+++ Exercise inputs +++

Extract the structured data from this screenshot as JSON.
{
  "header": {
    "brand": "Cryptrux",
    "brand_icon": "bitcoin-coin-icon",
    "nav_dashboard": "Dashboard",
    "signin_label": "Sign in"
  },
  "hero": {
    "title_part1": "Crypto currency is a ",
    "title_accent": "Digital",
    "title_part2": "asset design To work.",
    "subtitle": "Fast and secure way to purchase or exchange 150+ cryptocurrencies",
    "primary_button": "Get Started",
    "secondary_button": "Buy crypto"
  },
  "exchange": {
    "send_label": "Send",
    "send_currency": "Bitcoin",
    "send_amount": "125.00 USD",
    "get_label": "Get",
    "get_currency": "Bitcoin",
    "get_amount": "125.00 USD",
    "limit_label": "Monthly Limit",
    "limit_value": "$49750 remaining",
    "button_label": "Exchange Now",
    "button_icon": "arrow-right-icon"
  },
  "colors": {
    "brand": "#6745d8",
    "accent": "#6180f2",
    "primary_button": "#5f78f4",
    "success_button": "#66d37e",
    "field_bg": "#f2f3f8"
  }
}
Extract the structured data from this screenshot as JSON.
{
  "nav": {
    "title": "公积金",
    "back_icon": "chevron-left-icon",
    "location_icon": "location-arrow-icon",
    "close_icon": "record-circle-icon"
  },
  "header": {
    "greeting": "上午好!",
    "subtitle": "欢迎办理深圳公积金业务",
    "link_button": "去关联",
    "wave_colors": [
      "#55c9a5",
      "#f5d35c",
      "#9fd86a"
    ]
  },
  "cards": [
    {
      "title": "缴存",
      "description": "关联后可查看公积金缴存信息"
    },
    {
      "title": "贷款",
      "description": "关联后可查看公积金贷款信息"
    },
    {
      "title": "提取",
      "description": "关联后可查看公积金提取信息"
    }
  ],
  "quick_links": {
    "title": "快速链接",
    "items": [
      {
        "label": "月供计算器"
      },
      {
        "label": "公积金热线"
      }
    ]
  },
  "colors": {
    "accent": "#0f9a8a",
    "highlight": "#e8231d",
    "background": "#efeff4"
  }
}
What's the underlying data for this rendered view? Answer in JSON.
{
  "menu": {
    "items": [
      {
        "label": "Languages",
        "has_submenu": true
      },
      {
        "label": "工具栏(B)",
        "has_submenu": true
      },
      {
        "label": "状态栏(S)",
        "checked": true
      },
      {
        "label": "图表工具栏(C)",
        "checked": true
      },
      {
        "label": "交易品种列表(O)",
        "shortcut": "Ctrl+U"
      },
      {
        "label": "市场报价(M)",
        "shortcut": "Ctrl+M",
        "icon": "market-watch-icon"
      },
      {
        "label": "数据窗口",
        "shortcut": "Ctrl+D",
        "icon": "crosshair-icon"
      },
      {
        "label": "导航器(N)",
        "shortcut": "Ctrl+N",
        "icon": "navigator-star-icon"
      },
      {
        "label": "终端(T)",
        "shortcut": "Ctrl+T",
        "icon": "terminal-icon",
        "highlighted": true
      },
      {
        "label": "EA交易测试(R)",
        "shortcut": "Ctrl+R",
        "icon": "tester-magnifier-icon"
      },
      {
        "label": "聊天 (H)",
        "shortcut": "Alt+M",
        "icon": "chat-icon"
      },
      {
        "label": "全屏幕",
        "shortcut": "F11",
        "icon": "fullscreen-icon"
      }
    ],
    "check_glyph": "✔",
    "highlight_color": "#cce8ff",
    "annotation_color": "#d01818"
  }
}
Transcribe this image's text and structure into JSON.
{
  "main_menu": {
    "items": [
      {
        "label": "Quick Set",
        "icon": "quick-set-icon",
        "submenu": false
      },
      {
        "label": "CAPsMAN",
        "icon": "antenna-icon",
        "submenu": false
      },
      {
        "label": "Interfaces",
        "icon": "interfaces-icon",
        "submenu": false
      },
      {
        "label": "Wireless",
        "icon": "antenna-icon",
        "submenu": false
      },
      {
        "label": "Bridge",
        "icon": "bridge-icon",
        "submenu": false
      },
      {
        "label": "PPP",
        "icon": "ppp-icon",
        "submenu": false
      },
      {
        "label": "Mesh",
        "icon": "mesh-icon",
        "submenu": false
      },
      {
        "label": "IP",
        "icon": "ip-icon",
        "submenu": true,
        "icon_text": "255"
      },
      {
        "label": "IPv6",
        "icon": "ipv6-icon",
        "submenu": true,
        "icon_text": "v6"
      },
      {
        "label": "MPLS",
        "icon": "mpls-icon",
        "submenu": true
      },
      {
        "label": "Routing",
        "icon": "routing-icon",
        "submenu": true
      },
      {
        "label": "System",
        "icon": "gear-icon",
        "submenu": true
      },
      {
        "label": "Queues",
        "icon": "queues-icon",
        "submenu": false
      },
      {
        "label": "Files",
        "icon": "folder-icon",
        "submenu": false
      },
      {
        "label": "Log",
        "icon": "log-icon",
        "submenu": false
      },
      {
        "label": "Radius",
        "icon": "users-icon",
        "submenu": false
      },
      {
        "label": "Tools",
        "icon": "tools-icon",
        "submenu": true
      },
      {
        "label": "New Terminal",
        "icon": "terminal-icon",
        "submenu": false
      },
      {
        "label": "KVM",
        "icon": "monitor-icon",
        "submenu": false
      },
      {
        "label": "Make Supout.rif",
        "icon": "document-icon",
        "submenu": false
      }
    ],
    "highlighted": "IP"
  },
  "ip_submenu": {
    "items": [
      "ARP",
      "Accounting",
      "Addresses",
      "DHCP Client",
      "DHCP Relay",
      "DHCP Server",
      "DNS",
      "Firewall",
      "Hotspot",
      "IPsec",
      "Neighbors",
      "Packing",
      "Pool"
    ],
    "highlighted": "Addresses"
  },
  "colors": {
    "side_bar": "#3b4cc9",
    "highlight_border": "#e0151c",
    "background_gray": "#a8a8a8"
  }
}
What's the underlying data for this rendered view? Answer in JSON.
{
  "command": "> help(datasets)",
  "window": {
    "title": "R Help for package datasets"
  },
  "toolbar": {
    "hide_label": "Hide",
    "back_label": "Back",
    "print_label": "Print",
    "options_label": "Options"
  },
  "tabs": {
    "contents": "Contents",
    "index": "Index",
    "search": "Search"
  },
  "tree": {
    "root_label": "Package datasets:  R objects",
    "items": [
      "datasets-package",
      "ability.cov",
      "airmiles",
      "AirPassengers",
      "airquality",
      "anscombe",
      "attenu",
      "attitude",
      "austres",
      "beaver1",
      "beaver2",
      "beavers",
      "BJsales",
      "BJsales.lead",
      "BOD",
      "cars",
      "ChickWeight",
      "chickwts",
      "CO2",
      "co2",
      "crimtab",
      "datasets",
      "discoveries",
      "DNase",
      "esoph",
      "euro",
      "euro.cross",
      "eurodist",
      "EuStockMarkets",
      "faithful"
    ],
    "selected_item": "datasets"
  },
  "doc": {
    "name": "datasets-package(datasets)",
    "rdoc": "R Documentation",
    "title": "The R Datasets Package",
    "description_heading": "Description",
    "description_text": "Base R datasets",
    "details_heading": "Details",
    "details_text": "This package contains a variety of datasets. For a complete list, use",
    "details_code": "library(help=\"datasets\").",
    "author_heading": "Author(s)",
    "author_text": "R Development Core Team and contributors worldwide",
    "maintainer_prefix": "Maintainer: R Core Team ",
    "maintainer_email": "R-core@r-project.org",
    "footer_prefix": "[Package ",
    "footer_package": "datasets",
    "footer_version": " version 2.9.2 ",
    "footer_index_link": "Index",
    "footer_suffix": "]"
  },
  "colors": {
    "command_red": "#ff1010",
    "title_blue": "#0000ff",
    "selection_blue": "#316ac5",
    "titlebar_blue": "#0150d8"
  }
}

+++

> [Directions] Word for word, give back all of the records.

> [The completed task]
Extract the structured data from this screenshot as JSON.
{
  "header": {
    "brand": "Cryptrux",
    "brand_icon": "bitcoin-coin-icon",
    "nav_dashboard": "Dashboard",
    "signin_label": "Sign in"
  },
  "hero": {
    "title_part1": "Crypto currency is a ",
    "title_accent": "Digital",
    "title_part2": "asset design To work.",
    "subtitle": "Fast and secure way to purchase or exchange 150+ cryptocurrencies",
    "primary_button": "Get Started",
    "secondary_button": "Buy crypto"
  },
  "exchange": {
    "send_label": "Send",
    "send_currency": "Bitcoin",
    "send_amount": "125.00 USD",
    "get_label": "Get",
    "get_currency": "Bitcoin",
    "get_amount": "125.00 USD",
    "limit_label": "Monthly Limit",
    "limit_value": "$49750 remaining",
    "button_label": "Exchange Now",
    "button_icon": "arrow-right-icon"
  },
  "colors": {
    "brand": "#6745d8",
    "accent": "#6180f2",
    "primary_button": "#5f78f4",
    "success_button": "#66d37e",
    "field_bg": "#f2f3f8"
  }
}
Extract the structured data from this screenshot as JSON.
{
  "nav": {
    "title": "公积金",
    "back_icon": "chevron-left-icon",
    "location_icon": "location-arrow-icon",
    "close_icon": "record-circle-icon"
  },
  "header": {
    "greeting": "上午好!",
    "subtitle": "欢迎办理深圳公积金业务",
    "link_button": "去关联",
    "wave_colors": [
      "#55c9a5",
      "#f5d35c",
      "#9fd86a"
    ]
  },
  "cards": [
    {
      "title": "缴存",
      "description": "关联后可查看公积金缴存信息"
    },
    {
      "title": "贷款",
      "description": "关联后可查看公积金贷款信息"
    },
    {
      "title": "提取",
      "description": "关联后可查看公积金提取信息"
    }
  ],
  "quick_links": {
    "title": "快速链接",
    "items": [
      {
        "label": "月供计算器"
      },
      {
        "label": "公积金热线"
      }
    ]
  },
  "colors": {
    "accent": "#0f9a8a",
    "highlight": "#e8231d",
    "background": "#efeff4"
  }
}
What's the underlying data for this rendered view? Answer in JSON.
{
  "menu": {
    "items": [
      {
        "label": "Languages",
        "has_submenu": true
      },
      {
        "label": "工具栏(B)",
        "has_submenu": true
      },
      {
        "label": "状态栏(S)",
        "checked": true
      },
      {
        "label": "图表工具栏(C)",
        "checked": true
      },
      {
        "label": "交易品种列表(O)",
        "shortcut": "Ctrl+U"
      },
      {
        "label": "市场报价(M)",
        "shortcut": "Ctrl+M",
        "icon": "market-watch-icon"
      },
      {
        "label": "数据窗口",
        "shortcut": "Ctrl+D",
        "icon": "crosshair-icon"
      },
      {
        "label": "导航器(N)",
        "shortcut": "Ctrl+N",
        "icon": "navigator-star-icon"
      },
      {
        "label": "终端(T)",
        "shortcut": "Ctrl+T",
        "icon": "terminal-icon",
        "highlighted": true
      },
      {
        "label": "EA交易测试(R)",
        "shortcut": "Ctrl+R",
        "icon": "tester-magnifier-icon"
      },
      {
        "label": "聊天 (H)",
        "shortcut": "Alt+M",
        "icon": "chat-icon"
      },
      {
        "label": "全屏幕",
        "shortcut": "F11",
        "icon": "fullscreen-icon"
      }
    ],
    "check_glyph": "✔",
    "highlight_color": "#cce8ff",
    "annotation_color": "#d01818"
  }
}
Transcribe this image's text and structure into JSON.
{
  "main_menu": {
    "items": [
      {
        "label": "Quick Set",
        "icon": "quick-set-icon",
        "submenu": false
      },
      {
        "label": "CAPsMAN",
        "icon": "antenna-icon",
        "submenu": false
      },
      {
        "label": "Interfaces",
        "icon": "interfaces-icon",
        "submenu": false
      },
      {
        "label": "Wireless",
        "icon": "antenna-icon",
        "submenu": false
      },
      {
        "label": "Bridge",
        "icon": "bridge-icon",
        "submenu": false
      },
      {
        "label": "PPP",
        "icon": "ppp-icon",
        "submenu": false
      },
      {
        "label": "Mesh",
        "icon": "mesh-icon",
        "submenu": false
      },
      {
        "label": "IP",
        "icon": "ip-icon",
        "submenu": true,
        "icon_text": "255"
      },
      {
        "label": "IPv6",
        "icon": "ipv6-icon",
        "submenu": true,
        "icon_text": "v6"
      },
      {
        "label": "MPLS",
        "icon": "mpls-icon",
        "submenu": true
      },
      {
        "label": "Routing",
        "icon": "routing-icon",
        "submenu": true
      },
      {
        "label": "System",
        "icon": "gear-icon",
        "submenu": true
      },
      {
        "label": "Queues",
        "icon": "queues-icon",
        "submenu": false
      },
      {
        "label": "Files",
        "icon": "folder-icon",
        "submenu": false
      },
      {
        "label": "Log",
        "icon": "log-icon",
        "submenu": false
      },
      {
        "label": "Radius",
        "icon": "users-icon",
        "submenu": false
      },
      {
        "label": "Tools",
        "icon": "tools-icon",
        "submenu": true
      },
      {
        "label": "New Terminal",
        "icon": "terminal-icon",
        "submenu": false
      },
      {
        "label": "KVM",
        "icon": "monitor-icon",
        "submenu": false
      },
      {
        "label": "Make Supout.rif",
        "icon": "document-icon",
        "submenu": false
      }
    ],
    "highlighted": "IP"
  },
  "ip_submenu": {
    "items": [
      "ARP",
      "Accounting",
      "Addresses",
      "DHCP Client",
      "DHCP Relay",
      "DHCP Server",
      "DNS",
      "Firewall",
      "Hotspot",
      "IPsec",
      "Neighbors",
      "Packing",
      "Pool"
    ],
    "highlighted": "Addresses"
  },
  "colors": {
    "side_bar": "#3b4cc9",
    "highlight_border": "#e0151c",
    "background_gray": "#a8a8a8"
  }
}
What's the underlying data for this rendered view? Answer in JSON.
{
  "command": "> help(datasets)",
  "window": {
    "title": "R Help for package datasets"
  },
  "toolbar": {
    "hide_label": "Hide",
    "back_label": "Back",
    "print_label": "Print",
    "options_label": "Options"
  },
  "tabs": {
    "contents": "Contents",
    "index": "Index",
    "search": "Search"
  },
  "tree": {
    "root_label": "Package datasets:  R objects",
    "items": [
      "datasets-package",
      "ability.cov",
      "airmiles",
      "AirPassengers",
      "airquality",
      "anscombe",
      "attenu",
      "attitude",
      "austres",
      "beaver1",
      "beaver2",
      "beavers",
      "BJsales",
      "BJsales.lead",
      "BOD",
      "cars",
      "ChickWeight",
      "chickwts",
      "CO2",
      "co2",
      "crimtab",
      "datasets",
      "discoveries",
      "DNase",
      "esoph",
      "euro",
      "euro.cross",
      "eurodist",
      "EuStockMarkets",
      "faithful"
    ],
    "selected_item": "datasets"
  },
  "doc": {
    "name": "datasets-package(datasets)",
    "rdoc": "R Documentation",
    "title": "The R Datasets Package",
    "description_heading": "Description",
    "description_text": "Base R datasets",
    "details_heading": "Details",
    "details_text": "This package contains a variety of datasets. For a complete list, use",
    "details_code": "library(help=\"datasets\").",
    "author_heading": "Author(s)",
    "author_text": "R Development Core Team and contributors worldwide",
    "maintainer_prefix": "Maintainer: R Core Team ",
    "maintainer_email": "R-core@r-project.org",
    "footer_prefix": "[Package ",
    "footer_package": "datasets",
    "footer_version": " version 2.9.2 ",
    "footer_index_link": "Index",
    "footer_suffix": "]"
  },
  "colors": {
    "command_red": "#ff1010",
    "title_blue": "#0000ff",
    "selection_blue": "#316ac5",
    "titlebar_blue": "#0150d8"
  }
}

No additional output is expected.